What is needed is an exact retyping of each entry, pictures excluded.

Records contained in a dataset
-=-=-=-=-
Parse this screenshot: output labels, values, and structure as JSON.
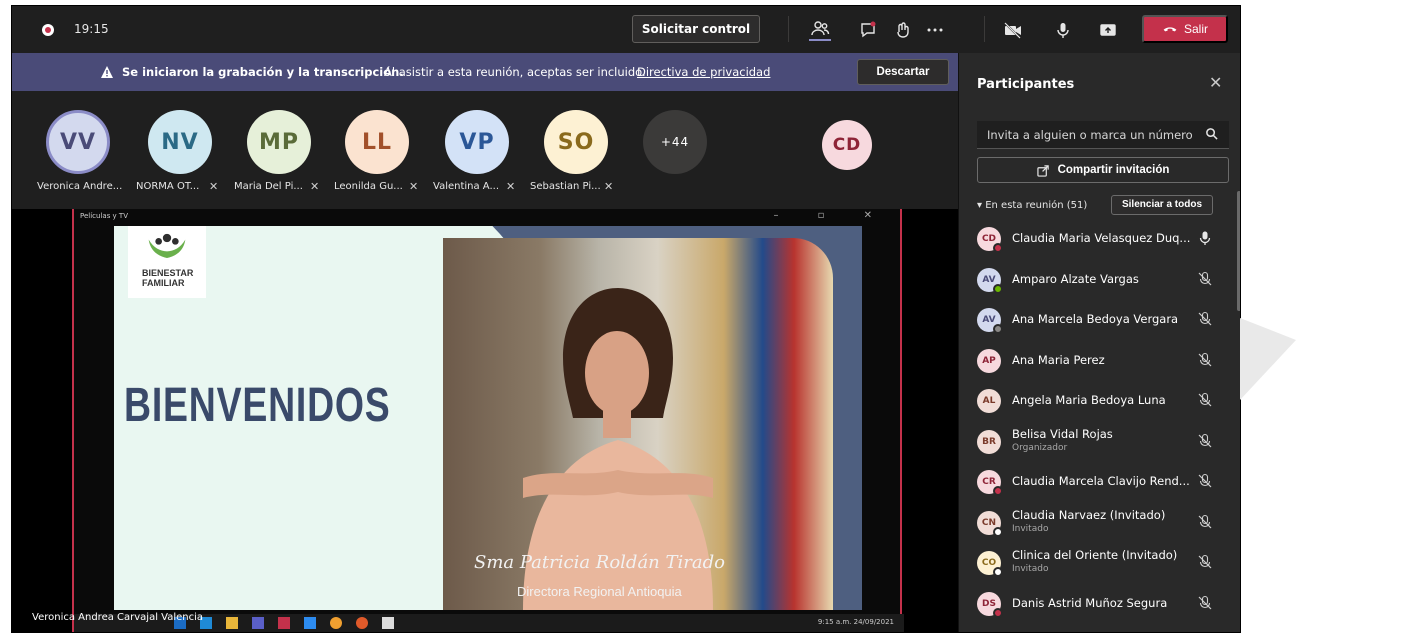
{
  "topbar": {
    "time": "19:15",
    "request_control": "Solicitar control",
    "leave": "Salir"
  },
  "banner": {
    "bold": "Se iniciaron la grabación y la transcripción.",
    "text": "Al asistir a esta reunión, aceptas ser incluido.",
    "link": "Directiva de privacidad",
    "dismiss": "Descartar"
  },
  "avatars": [
    {
      "initials": "VV",
      "label": "Veronica Andre...",
      "bg": "#d3d9ee",
      "fg": "#4a4b78",
      "muted": false
    },
    {
      "initials": "NV",
      "label": "NORMA OT...",
      "bg": "#cfe8f1",
      "fg": "#2b6a86",
      "muted": true
    },
    {
      "initials": "MP",
      "label": "Maria Del Pi...",
      "bg": "#e6f0d9",
      "fg": "#5a6b39",
      "muted": true
    },
    {
      "initials": "LL",
      "label": "Leonilda Gu...",
      "bg": "#fbe3d0",
      "fg": "#a2502a",
      "muted": true
    },
    {
      "initials": "VP",
      "label": "Valentina A...",
      "bg": "#d3e2f7",
      "fg": "#2b5797",
      "muted": true
    },
    {
      "initials": "SO",
      "label": "Sebastian Pi...",
      "bg": "#fdf1d3",
      "fg": "#8a6a1c",
      "muted": true
    },
    {
      "initials": "+44",
      "label": "",
      "bg": "#3b3a39",
      "fg": "#ffffff",
      "muted": false
    }
  ],
  "extra_avatar": {
    "initials": "CD",
    "bg": "#f7d9de",
    "fg": "#8e2437"
  },
  "share": {
    "window_title": "Películas y TV",
    "logo_line1": "BIENESTAR",
    "logo_line2": "FAMILIAR",
    "welcome": "BIENVENIDOS",
    "caption_name": "Sma Patricia Roldán Tirado",
    "caption_role": "Directora Regional Antioquia",
    "tray_time": "9:15 a.m.",
    "tray_date": "24/09/2021"
  },
  "speaker_name": "Veronica Andrea Carvajal Valencia",
  "panel": {
    "title": "Participantes",
    "invite_placeholder": "Invita a alguien o marca un número",
    "share_invite": "Compartir invitación",
    "section": "En esta reunión (51)",
    "mute_all": "Silenciar a todos",
    "participants": [
      {
        "initials": "CD",
        "name": "Claudia Maria Velasquez Duq...",
        "role": "",
        "bg": "#f7d9de",
        "fg": "#8e2437",
        "status": "#c4314b",
        "mic": "on"
      },
      {
        "initials": "AV",
        "name": "Amparo Alzate Vargas",
        "role": "",
        "bg": "#d3d9ee",
        "fg": "#4a4b78",
        "status": "#6bb700",
        "mic": "off"
      },
      {
        "initials": "AV",
        "name": "Ana Marcela Bedoya Vergara",
        "role": "",
        "bg": "#d3d9ee",
        "fg": "#4a4b78",
        "status": "#8a8886",
        "mic": "off"
      },
      {
        "initials": "AP",
        "name": "Ana Maria Perez",
        "role": "",
        "bg": "#f7d9de",
        "fg": "#8e2437",
        "status": "",
        "mic": "off"
      },
      {
        "initials": "AL",
        "name": "Angela Maria Bedoya Luna",
        "role": "",
        "bg": "#f1ddd7",
        "fg": "#7a3a2a",
        "status": "",
        "mic": "off"
      },
      {
        "initials": "BR",
        "name": "Belisa Vidal Rojas",
        "role": "Organizador",
        "bg": "#f1ddd7",
        "fg": "#7a3a2a",
        "status": "",
        "mic": "off"
      },
      {
        "initials": "CR",
        "name": "Claudia Marcela Clavijo Rend...",
        "role": "",
        "bg": "#f7d9de",
        "fg": "#8e2437",
        "status": "#c4314b",
        "mic": "off"
      },
      {
        "initials": "CN",
        "name": "Claudia Narvaez (Invitado)",
        "role": "Invitado",
        "bg": "#f1ddd7",
        "fg": "#7a3a2a",
        "status": "#ffffff",
        "mic": "off"
      },
      {
        "initials": "CO",
        "name": "Clinica del Oriente (Invitado)",
        "role": "Invitado",
        "bg": "#fdf1d3",
        "fg": "#8a6a1c",
        "status": "#ffffff",
        "mic": "off"
      },
      {
        "initials": "DS",
        "name": "Danis Astrid Muñoz Segura",
        "role": "",
        "bg": "#f7d9de",
        "fg": "#8e2437",
        "status": "#c4314b",
        "mic": "off"
      }
    ]
  }
}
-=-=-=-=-
Expected answer
Parse this screenshot: output labels, values, and structure as JSON.
{
  "topbar": {
    "time": "19:15",
    "request_control": "Solicitar control",
    "leave": "Salir"
  },
  "banner": {
    "bold": "Se iniciaron la grabación y la transcripción.",
    "text": "Al asistir a esta reunión, aceptas ser incluido.",
    "link": "Directiva de privacidad",
    "dismiss": "Descartar"
  },
  "avatars": [
    {
      "initials": "VV",
      "label": "Veronica Andre...",
      "bg": "#d3d9ee",
      "fg": "#4a4b78",
      "muted": false
    },
    {
      "initials": "NV",
      "label": "NORMA OT...",
      "bg": "#cfe8f1",
      "fg": "#2b6a86",
      "muted": true
    },
    {
      "initials": "MP",
      "label": "Maria Del Pi...",
      "bg": "#e6f0d9",
      "fg": "#5a6b39",
      "muted": true
    },
    {
      "initials": "LL",
      "label": "Leonilda Gu...",
      "bg": "#fbe3d0",
      "fg": "#a2502a",
      "muted": true
    },
    {
      "initials": "VP",
      "label": "Valentina A...",
      "bg": "#d3e2f7",
      "fg": "#2b5797",
      "muted": true
    },
    {
      "initials": "SO",
      "label": "Sebastian Pi...",
      "bg": "#fdf1d3",
      "fg": "#8a6a1c",
      "muted": true
    },
    {
      "initials": "+44",
      "label": "",
      "bg": "#3b3a39",
      "fg": "#ffffff",
      "muted": false
    }
  ],
  "extra_avatar": {
    "initials": "CD",
    "bg": "#f7d9de",
    "fg": "#8e2437"
  },
  "share": {
    "window_title": "Películas y TV",
    "logo_line1": "BIENESTAR",
    "logo_line2": "FAMILIAR",
    "welcome": "BIENVENIDOS",
    "caption_name": "Sma Patricia Roldán Tirado",
    "caption_role": "Directora Regional Antioquia",
    "tray_time": "9:15 a.m.",
    "tray_date": "24/09/2021"
  },
  "speaker_name": "Veronica Andrea Carvajal Valencia",
  "panel": {
    "title": "Participantes",
    "invite_placeholder": "Invita a alguien o marca un número",
    "share_invite": "Compartir invitación",
    "section": "En esta reunión (51)",
    "mute_all": "Silenciar a todos",
    "participants": [
      {
        "initials": "CD",
        "name": "Claudia Maria Velasquez Duq...",
        "role": "",
        "bg": "#f7d9de",
        "fg": "#8e2437",
        "status": "#c4314b",
        "mic": "on"
      },
      {
        "initials": "AV",
        "name": "Amparo Alzate Vargas",
        "role": "",
        "bg": "#d3d9ee",
        "fg": "#4a4b78",
        "status": "#6bb700",
        "mic": "off"
      },
      {
        "initials": "AV",
        "name": "Ana Marcela Bedoya Vergara",
        "role": "",
        "bg": "#d3d9ee",
        "fg": "#4a4b78",
        "status": "#8a8886",
        "mic": "off"
      },
      {
        "initials": "AP",
        "name": "Ana Maria Perez",
        "role": "",
        "bg": "#f7d9de",
        "fg": "#8e2437",
        "status": "",
        "mic": "off"
      },
      {
        "initials": "AL",
        "name": "Angela Maria Bedoya Luna",
        "role": "",
        "bg": "#f1ddd7",
        "fg": "#7a3a2a",
        "status": "",
        "mic": "off"
      },
      {
        "initials": "BR",
        "name": "Belisa Vidal Rojas",
        "role": "Organizador",
        "bg": "#f1ddd7",
        "fg": "#7a3a2a",
        "status": "",
        "mic": "off"
      },
      {
        "initials": "CR",
        "name": "Claudia Marcela Clavijo Rend...",
        "role": "",
        "bg": "#f7d9de",
        "fg": "#8e2437",
        "status": "#c4314b",
        "mic": "off"
      },
      {
        "initials": "CN",
        "name": "Claudia Narvaez (Invitado)",
        "role": "Invitado",
        "bg": "#f1ddd7",
        "fg": "#7a3a2a",
        "status": "#ffffff",
        "mic": "off"
      },
      {
        "initials": "CO",
        "name": "Clinica del Oriente (Invitado)",
        "role": "Invitado",
        "bg": "#fdf1d3",
        "fg": "#8a6a1c",
        "status": "#ffffff",
        "mic": "off"
      },
      {
        "initials": "DS",
        "name": "Danis Astrid Muñoz Segura",
        "role": "",
        "bg": "#f7d9de",
        "fg": "#8e2437",
        "status": "#c4314b",
        "mic": "off"
      }
    ]
  }
}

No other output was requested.